### SUPPLIED DATA ###

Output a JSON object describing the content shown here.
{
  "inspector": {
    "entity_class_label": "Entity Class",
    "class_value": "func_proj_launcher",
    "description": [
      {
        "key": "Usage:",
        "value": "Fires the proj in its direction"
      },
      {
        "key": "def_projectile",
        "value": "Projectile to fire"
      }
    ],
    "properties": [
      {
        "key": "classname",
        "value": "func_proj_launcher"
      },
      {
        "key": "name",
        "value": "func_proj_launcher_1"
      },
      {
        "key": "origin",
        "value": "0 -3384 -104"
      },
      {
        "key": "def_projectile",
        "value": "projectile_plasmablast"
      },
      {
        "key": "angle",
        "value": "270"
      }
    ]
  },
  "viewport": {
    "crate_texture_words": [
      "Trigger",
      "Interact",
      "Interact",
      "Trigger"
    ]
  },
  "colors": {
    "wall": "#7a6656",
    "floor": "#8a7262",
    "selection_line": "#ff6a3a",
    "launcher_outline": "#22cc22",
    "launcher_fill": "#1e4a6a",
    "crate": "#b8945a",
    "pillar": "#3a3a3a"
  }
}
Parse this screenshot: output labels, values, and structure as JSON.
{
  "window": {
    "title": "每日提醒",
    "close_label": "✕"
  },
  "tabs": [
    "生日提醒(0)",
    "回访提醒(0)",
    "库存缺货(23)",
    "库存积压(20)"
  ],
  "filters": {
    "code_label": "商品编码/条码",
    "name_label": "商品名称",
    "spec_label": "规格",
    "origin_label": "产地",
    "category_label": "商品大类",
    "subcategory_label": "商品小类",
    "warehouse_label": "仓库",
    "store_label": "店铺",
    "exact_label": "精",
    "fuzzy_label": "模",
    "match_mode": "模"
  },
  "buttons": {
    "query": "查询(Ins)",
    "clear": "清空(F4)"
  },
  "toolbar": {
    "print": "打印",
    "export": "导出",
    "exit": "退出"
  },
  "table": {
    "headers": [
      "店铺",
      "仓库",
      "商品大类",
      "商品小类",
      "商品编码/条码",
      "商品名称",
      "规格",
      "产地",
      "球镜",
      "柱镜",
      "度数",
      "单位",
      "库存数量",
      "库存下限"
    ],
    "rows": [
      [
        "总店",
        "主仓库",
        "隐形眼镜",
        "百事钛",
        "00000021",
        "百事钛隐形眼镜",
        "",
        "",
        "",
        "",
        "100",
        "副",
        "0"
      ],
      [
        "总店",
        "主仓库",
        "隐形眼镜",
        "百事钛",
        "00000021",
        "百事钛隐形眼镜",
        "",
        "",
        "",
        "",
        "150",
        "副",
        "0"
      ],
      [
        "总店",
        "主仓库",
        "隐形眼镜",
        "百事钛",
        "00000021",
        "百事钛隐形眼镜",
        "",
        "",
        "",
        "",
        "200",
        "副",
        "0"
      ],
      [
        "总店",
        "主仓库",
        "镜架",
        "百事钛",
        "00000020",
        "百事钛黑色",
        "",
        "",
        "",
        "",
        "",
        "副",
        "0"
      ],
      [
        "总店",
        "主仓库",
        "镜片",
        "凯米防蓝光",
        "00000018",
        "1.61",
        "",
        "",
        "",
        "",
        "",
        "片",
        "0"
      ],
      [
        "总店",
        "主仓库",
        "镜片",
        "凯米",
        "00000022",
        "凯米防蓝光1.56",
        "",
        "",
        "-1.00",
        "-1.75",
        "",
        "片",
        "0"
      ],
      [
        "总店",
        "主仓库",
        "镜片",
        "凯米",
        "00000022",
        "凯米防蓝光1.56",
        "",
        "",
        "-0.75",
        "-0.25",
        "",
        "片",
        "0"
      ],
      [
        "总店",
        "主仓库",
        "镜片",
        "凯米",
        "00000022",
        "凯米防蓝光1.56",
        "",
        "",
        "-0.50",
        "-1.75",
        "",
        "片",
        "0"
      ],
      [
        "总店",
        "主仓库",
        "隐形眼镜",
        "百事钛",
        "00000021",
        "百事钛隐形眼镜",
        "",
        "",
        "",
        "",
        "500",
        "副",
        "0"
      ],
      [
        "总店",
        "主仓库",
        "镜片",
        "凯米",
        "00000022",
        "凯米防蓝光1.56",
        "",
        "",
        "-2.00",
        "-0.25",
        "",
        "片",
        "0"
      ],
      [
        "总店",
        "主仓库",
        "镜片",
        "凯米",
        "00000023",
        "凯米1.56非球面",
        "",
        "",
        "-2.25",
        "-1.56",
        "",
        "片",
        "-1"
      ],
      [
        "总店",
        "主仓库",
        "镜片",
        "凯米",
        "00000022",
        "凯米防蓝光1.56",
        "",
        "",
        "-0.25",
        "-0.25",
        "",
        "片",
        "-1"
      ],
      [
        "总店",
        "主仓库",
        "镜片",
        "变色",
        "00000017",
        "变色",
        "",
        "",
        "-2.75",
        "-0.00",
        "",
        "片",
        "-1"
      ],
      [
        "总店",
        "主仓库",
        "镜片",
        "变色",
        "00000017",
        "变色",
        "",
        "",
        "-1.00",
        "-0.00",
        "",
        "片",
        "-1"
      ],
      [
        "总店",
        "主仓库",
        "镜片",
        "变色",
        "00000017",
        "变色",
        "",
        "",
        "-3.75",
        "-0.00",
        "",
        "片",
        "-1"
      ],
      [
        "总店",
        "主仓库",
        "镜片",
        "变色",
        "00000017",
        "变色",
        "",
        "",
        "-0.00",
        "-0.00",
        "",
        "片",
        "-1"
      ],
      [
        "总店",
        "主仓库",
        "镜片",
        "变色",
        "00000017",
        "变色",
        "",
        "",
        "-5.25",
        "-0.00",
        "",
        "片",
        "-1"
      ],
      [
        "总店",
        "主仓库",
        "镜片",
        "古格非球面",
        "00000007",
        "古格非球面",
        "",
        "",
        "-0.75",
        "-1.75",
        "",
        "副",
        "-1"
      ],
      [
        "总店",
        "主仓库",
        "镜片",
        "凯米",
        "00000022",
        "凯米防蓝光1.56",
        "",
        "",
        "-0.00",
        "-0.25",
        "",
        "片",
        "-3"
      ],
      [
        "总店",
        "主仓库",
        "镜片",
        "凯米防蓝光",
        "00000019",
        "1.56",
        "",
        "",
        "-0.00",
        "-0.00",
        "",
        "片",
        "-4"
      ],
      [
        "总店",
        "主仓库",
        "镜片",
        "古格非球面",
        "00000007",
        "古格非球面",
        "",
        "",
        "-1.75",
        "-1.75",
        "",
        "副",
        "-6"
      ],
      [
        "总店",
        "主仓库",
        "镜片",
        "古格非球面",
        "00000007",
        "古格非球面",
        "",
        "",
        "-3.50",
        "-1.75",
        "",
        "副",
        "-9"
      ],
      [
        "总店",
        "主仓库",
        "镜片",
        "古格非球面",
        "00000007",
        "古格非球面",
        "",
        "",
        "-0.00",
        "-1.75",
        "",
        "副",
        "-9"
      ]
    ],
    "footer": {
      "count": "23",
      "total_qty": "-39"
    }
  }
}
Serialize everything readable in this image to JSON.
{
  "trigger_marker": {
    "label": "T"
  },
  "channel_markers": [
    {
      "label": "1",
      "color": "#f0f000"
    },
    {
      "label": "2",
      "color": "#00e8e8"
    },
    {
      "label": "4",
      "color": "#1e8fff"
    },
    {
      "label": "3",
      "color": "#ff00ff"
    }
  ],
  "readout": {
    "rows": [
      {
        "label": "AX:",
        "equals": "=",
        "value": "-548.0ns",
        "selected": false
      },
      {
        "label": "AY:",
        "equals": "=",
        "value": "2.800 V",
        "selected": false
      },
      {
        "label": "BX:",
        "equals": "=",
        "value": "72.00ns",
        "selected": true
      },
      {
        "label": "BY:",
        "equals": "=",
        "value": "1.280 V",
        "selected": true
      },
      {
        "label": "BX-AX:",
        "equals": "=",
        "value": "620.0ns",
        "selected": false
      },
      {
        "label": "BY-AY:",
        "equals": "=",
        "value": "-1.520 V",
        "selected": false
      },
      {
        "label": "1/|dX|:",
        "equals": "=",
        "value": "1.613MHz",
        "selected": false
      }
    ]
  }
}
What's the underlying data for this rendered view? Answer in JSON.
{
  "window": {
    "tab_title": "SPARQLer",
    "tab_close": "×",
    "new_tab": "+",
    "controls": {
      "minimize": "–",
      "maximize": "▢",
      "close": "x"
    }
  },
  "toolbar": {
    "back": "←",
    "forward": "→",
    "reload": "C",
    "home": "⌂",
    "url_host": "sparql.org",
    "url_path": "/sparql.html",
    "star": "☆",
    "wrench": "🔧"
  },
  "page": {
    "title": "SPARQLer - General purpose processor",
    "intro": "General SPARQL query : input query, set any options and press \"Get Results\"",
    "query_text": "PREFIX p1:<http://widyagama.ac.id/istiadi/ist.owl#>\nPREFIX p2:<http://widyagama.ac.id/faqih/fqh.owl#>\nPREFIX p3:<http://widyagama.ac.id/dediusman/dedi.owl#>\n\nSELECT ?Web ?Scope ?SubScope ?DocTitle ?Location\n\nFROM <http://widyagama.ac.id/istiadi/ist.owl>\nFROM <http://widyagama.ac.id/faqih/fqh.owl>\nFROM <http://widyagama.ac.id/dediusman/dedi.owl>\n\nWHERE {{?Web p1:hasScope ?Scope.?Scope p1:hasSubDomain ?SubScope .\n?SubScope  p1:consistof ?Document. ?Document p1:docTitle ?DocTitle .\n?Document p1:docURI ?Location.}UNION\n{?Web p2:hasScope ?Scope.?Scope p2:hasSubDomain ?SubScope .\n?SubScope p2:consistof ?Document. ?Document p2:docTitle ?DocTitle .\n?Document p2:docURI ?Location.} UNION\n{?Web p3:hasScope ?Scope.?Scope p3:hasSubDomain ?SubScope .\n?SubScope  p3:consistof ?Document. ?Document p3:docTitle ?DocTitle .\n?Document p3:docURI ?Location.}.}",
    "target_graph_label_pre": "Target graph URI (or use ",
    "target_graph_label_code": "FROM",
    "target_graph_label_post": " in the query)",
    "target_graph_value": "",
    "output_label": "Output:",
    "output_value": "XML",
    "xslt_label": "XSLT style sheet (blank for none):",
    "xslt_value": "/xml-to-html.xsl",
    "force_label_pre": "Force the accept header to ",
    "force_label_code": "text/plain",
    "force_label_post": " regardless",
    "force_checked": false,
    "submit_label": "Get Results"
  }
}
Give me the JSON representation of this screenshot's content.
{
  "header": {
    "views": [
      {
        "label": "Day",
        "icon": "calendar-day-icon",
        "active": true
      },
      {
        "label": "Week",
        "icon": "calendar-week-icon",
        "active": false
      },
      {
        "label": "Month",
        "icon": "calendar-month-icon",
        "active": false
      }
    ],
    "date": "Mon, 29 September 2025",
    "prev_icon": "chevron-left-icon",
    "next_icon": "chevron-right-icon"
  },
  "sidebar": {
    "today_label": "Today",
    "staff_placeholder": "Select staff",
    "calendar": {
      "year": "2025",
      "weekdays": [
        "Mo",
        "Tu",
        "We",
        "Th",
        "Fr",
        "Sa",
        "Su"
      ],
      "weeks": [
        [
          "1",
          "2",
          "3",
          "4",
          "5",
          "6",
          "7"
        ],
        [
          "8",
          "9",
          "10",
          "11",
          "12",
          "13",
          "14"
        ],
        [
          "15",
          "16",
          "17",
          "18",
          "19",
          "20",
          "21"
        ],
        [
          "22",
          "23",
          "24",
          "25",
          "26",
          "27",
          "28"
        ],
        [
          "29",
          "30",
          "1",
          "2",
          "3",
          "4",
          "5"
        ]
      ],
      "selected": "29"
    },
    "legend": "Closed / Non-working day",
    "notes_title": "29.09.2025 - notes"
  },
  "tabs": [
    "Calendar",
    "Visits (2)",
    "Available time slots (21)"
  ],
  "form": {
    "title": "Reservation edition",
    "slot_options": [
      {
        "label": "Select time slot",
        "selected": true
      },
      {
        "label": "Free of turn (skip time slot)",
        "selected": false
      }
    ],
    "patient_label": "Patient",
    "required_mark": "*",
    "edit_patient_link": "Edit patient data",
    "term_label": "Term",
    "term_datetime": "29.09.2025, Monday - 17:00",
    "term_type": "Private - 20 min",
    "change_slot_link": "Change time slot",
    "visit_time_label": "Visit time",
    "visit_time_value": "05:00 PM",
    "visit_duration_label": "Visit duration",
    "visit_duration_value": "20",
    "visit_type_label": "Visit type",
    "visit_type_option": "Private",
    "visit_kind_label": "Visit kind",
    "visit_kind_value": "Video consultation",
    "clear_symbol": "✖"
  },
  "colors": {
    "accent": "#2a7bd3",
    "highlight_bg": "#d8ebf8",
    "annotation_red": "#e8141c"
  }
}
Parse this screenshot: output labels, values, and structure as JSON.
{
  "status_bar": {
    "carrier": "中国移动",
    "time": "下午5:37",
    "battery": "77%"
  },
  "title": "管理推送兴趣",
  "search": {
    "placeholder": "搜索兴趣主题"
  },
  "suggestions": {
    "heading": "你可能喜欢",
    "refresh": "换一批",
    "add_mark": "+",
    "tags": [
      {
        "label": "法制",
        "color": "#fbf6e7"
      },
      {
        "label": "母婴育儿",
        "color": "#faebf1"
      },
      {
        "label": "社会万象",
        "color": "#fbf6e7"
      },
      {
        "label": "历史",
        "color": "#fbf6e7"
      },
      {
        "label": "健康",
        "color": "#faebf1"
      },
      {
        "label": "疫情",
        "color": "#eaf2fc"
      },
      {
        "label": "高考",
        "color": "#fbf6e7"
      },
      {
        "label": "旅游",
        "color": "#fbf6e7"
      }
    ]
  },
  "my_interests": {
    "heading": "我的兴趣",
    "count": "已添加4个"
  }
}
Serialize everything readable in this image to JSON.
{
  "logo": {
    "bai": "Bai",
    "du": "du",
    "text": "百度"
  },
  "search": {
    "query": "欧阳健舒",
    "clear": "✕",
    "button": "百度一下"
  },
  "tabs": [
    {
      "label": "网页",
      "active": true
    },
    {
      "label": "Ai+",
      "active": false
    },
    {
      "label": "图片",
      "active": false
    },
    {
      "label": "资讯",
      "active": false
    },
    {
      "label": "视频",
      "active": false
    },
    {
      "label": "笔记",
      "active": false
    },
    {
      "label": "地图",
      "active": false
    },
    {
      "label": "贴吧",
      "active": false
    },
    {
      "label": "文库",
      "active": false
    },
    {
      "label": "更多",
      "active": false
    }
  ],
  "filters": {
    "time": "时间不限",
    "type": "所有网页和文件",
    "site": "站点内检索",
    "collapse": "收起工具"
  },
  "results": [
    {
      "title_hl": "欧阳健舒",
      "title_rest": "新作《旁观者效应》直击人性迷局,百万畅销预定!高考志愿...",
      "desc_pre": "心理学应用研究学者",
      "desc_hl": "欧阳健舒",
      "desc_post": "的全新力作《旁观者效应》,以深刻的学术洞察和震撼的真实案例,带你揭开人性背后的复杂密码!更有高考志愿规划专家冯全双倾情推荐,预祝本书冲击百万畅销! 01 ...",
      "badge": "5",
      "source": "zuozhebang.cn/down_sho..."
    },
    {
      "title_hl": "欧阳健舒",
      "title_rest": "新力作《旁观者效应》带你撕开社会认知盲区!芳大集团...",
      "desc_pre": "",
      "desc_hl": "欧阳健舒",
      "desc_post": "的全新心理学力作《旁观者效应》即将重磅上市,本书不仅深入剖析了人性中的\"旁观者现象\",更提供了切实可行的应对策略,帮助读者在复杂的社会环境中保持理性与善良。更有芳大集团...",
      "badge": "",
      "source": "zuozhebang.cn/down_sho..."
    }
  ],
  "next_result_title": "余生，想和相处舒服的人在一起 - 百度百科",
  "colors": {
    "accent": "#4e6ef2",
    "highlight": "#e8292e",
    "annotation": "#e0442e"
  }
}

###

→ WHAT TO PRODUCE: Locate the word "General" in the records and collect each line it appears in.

→ RESPONSE FOR THIS EXERCISE:
    "title": "SPARQLer - General purpose processor",
    "intro": "General SPARQL query : input query, set any options and press \"Get Results\"",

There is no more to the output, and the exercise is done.